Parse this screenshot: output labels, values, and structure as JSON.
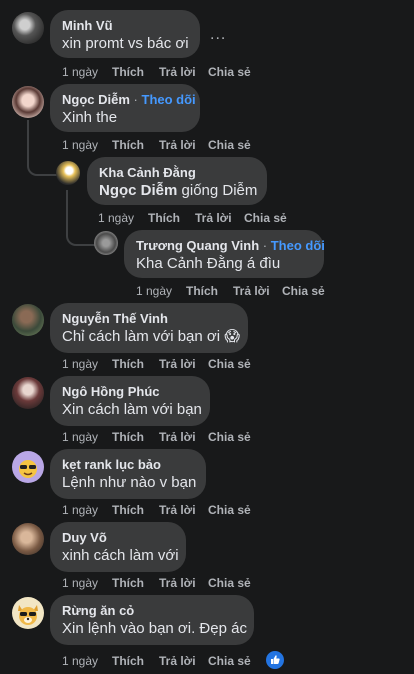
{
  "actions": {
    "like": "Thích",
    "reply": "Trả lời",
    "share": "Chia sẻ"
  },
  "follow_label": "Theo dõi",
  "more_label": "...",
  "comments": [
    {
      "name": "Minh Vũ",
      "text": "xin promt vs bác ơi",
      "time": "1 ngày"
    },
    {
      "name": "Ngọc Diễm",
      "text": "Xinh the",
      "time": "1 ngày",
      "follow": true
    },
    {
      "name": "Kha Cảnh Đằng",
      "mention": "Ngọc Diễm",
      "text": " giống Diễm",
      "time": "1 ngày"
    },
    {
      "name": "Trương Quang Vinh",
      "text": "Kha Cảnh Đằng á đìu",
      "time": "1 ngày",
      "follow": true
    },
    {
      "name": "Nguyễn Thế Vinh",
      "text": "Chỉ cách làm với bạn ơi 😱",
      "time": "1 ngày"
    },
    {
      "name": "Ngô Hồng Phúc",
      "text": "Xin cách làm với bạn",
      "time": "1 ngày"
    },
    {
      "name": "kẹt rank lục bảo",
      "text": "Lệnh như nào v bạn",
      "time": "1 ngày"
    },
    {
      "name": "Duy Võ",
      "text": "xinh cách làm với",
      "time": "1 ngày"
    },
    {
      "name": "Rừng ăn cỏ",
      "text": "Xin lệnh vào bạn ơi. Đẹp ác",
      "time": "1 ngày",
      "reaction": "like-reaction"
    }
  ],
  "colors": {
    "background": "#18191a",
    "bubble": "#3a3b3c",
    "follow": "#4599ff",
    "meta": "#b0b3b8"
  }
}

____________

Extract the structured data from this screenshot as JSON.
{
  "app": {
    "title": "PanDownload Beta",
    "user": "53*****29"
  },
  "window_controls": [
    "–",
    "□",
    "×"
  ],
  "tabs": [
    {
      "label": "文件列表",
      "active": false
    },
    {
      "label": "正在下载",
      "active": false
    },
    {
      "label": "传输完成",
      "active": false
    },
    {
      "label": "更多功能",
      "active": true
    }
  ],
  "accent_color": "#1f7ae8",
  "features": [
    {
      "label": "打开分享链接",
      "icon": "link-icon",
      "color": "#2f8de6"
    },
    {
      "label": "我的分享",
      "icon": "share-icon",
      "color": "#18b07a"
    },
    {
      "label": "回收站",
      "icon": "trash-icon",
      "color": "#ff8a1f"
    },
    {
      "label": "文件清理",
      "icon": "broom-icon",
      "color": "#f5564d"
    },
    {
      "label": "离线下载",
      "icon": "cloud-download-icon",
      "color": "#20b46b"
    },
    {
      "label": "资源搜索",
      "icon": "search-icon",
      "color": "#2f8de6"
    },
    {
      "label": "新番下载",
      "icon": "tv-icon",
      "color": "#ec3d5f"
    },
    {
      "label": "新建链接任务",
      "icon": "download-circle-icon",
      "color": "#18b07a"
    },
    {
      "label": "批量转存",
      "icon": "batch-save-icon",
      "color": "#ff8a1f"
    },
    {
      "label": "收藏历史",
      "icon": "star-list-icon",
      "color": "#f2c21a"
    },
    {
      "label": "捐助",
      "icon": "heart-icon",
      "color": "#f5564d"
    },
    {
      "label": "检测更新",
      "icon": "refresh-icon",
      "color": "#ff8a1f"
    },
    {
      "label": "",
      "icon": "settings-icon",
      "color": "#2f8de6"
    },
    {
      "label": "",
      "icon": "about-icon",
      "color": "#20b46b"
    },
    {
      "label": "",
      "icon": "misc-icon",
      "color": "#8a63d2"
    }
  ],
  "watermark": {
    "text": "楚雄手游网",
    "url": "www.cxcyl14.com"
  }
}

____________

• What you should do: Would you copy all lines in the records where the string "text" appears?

• Output:
      "text": "xin promt vs bác ơi",
      "text": "Xinh the",
      "text": " giống Diễm",
      "text": "Kha Cảnh Đằng á đìu",
      "text": "Chỉ cách làm với bạn ơi 😱",
      "text": "Xin cách làm với bạn",
      "text": "Lệnh như nào v bạn",
      "text": "xinh cách làm với",
      "text": "Xin lệnh vào bạn ơi. Đẹp ác",
    "text": "楚雄手游网",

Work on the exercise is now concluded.